Task statement:
Except for the pictures, write out all the records that follow exactly.

Stored data entries
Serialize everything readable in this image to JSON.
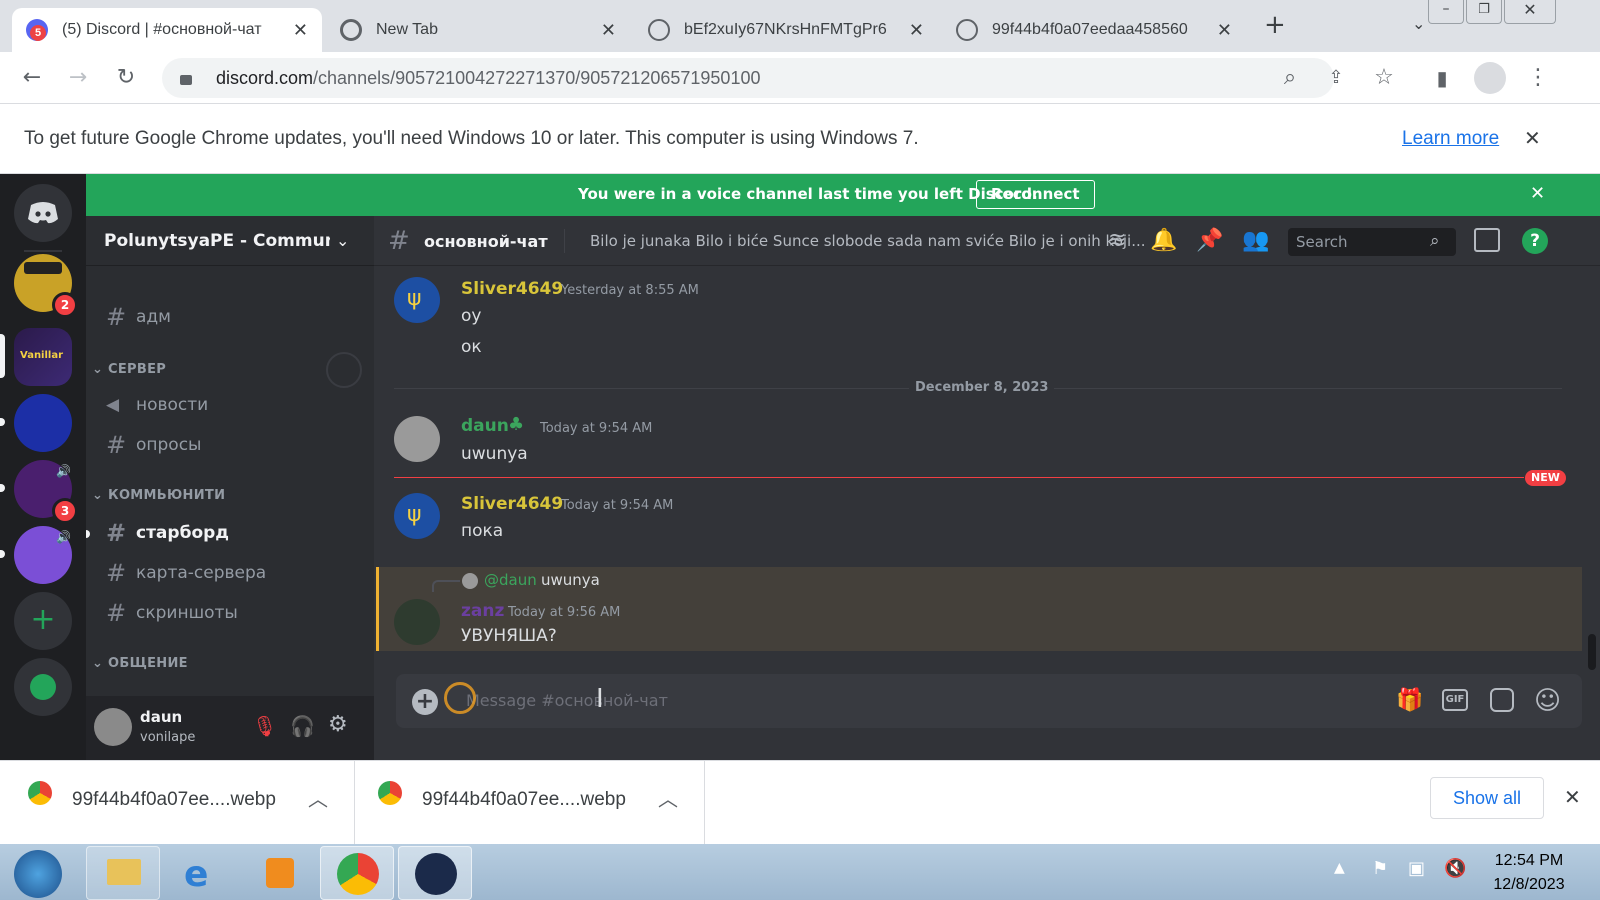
{
  "browser": {
    "tabs": [
      {
        "title": "(5) Discord | #основной-чат",
        "badge": "5"
      },
      {
        "title": "New Tab"
      },
      {
        "title": "bEf2xuIy67NKrsHnFMTgPr6"
      },
      {
        "title": "99f44b4f0a07eedaa458560"
      }
    ],
    "url_host": "discord.com",
    "url_path": "/channels/905721004272271370/905721206571950100",
    "infobar_text": "To get future Google Chrome updates, you'll need Windows 10 or later. This computer is using Windows 7.",
    "infobar_link": "Learn more"
  },
  "discord": {
    "voice_banner": "You were in a voice channel last time you left Discord.",
    "reconnect_label": "Reconnect",
    "server_badges": {
      "s1": "2",
      "s4": "3"
    },
    "server_name": "PolunytsyaPE - Community",
    "channels": {
      "adm": "адм",
      "cat_server": "СЕРВЕР",
      "news": "новости",
      "polls": "опросы",
      "cat_community": "КОММЬЮНИТИ",
      "starboard": "старборд",
      "map": "карта-сервера",
      "screens": "скриншоты",
      "cat_chat": "ОБЩЕНИЕ"
    },
    "user": {
      "name": "daun",
      "status": "vonilape"
    },
    "channel_header": {
      "name": "основной-чат",
      "topic": "Bilo je junaka Bilo i biće Sunce slobode sada nam sviće Bilo je i onih koji...",
      "search_placeholder": "Search"
    },
    "messages": [
      {
        "author": "Sliver4649",
        "time": "Yesterday at 8:55 AM",
        "lines": [
          "оу",
          "ок"
        ]
      },
      {
        "divider": "December 8, 2023"
      },
      {
        "author": "daun",
        "time": "Today at 9:54 AM",
        "lines": [
          "uwunya"
        ]
      },
      {
        "new_label": "NEW"
      },
      {
        "author": "Sliver4649",
        "time": "Today at 9:54 AM",
        "lines": [
          "пока"
        ]
      },
      {
        "reply_to": "@daun",
        "reply_text": "uwunya",
        "author": "zanz",
        "time": "Today at 9:56 AM",
        "lines": [
          "УВУНЯША?"
        ]
      }
    ],
    "composer_placeholder": "Message #основной-чат"
  },
  "downloads": {
    "items": [
      "99f44b4f0a07ee....webp",
      "99f44b4f0a07ee....webp"
    ],
    "show_all": "Show all"
  },
  "taskbar": {
    "time": "12:54 PM",
    "date": "12/8/2023"
  },
  "colors": {
    "discord_green": "#23a55a",
    "blurple": "#5865f2",
    "username_yellow": "#d8c53a",
    "username_green": "#3ba55d",
    "username_purple": "#6b3fa0"
  }
}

Response:
Serialize everything readable in this image to JSON.
{
  "browser": {
    "tabs": [
      {
        "title": "(5) Discord | #основной-чат",
        "badge": "5"
      },
      {
        "title": "New Tab"
      },
      {
        "title": "bEf2xuIy67NKrsHnFMTgPr6"
      },
      {
        "title": "99f44b4f0a07eedaa458560"
      }
    ],
    "url_host": "discord.com",
    "url_path": "/channels/905721004272271370/905721206571950100",
    "infobar_text": "To get future Google Chrome updates, you'll need Windows 10 or later. This computer is using Windows 7.",
    "infobar_link": "Learn more"
  },
  "discord": {
    "voice_banner": "You were in a voice channel last time you left Discord.",
    "reconnect_label": "Reconnect",
    "server_badges": {
      "s1": "2",
      "s4": "3"
    },
    "server_name": "PolunytsyaPE - Community",
    "channels": {
      "adm": "адм",
      "cat_server": "СЕРВЕР",
      "news": "новости",
      "polls": "опросы",
      "cat_community": "КОММЬЮНИТИ",
      "starboard": "старборд",
      "map": "карта-сервера",
      "screens": "скриншоты",
      "cat_chat": "ОБЩЕНИЕ"
    },
    "user": {
      "name": "daun",
      "status": "vonilape"
    },
    "channel_header": {
      "name": "основной-чат",
      "topic": "Bilo je junaka Bilo i biće Sunce slobode sada nam sviće Bilo je i onih koji...",
      "search_placeholder": "Search"
    },
    "messages": [
      {
        "author": "Sliver4649",
        "time": "Yesterday at 8:55 AM",
        "lines": [
          "оу",
          "ок"
        ]
      },
      {
        "divider": "December 8, 2023"
      },
      {
        "author": "daun",
        "time": "Today at 9:54 AM",
        "lines": [
          "uwunya"
        ]
      },
      {
        "new_label": "NEW"
      },
      {
        "author": "Sliver4649",
        "time": "Today at 9:54 AM",
        "lines": [
          "пока"
        ]
      },
      {
        "reply_to": "@daun",
        "reply_text": "uwunya",
        "author": "zanz",
        "time": "Today at 9:56 AM",
        "lines": [
          "УВУНЯША?"
        ]
      }
    ],
    "composer_placeholder": "Message #основной-чат"
  },
  "downloads": {
    "items": [
      "99f44b4f0a07ee....webp",
      "99f44b4f0a07ee....webp"
    ],
    "show_all": "Show all"
  },
  "taskbar": {
    "time": "12:54 PM",
    "date": "12/8/2023"
  },
  "colors": {
    "discord_green": "#23a55a",
    "blurple": "#5865f2",
    "username_yellow": "#d8c53a",
    "username_green": "#3ba55d",
    "username_purple": "#6b3fa0"
  }
}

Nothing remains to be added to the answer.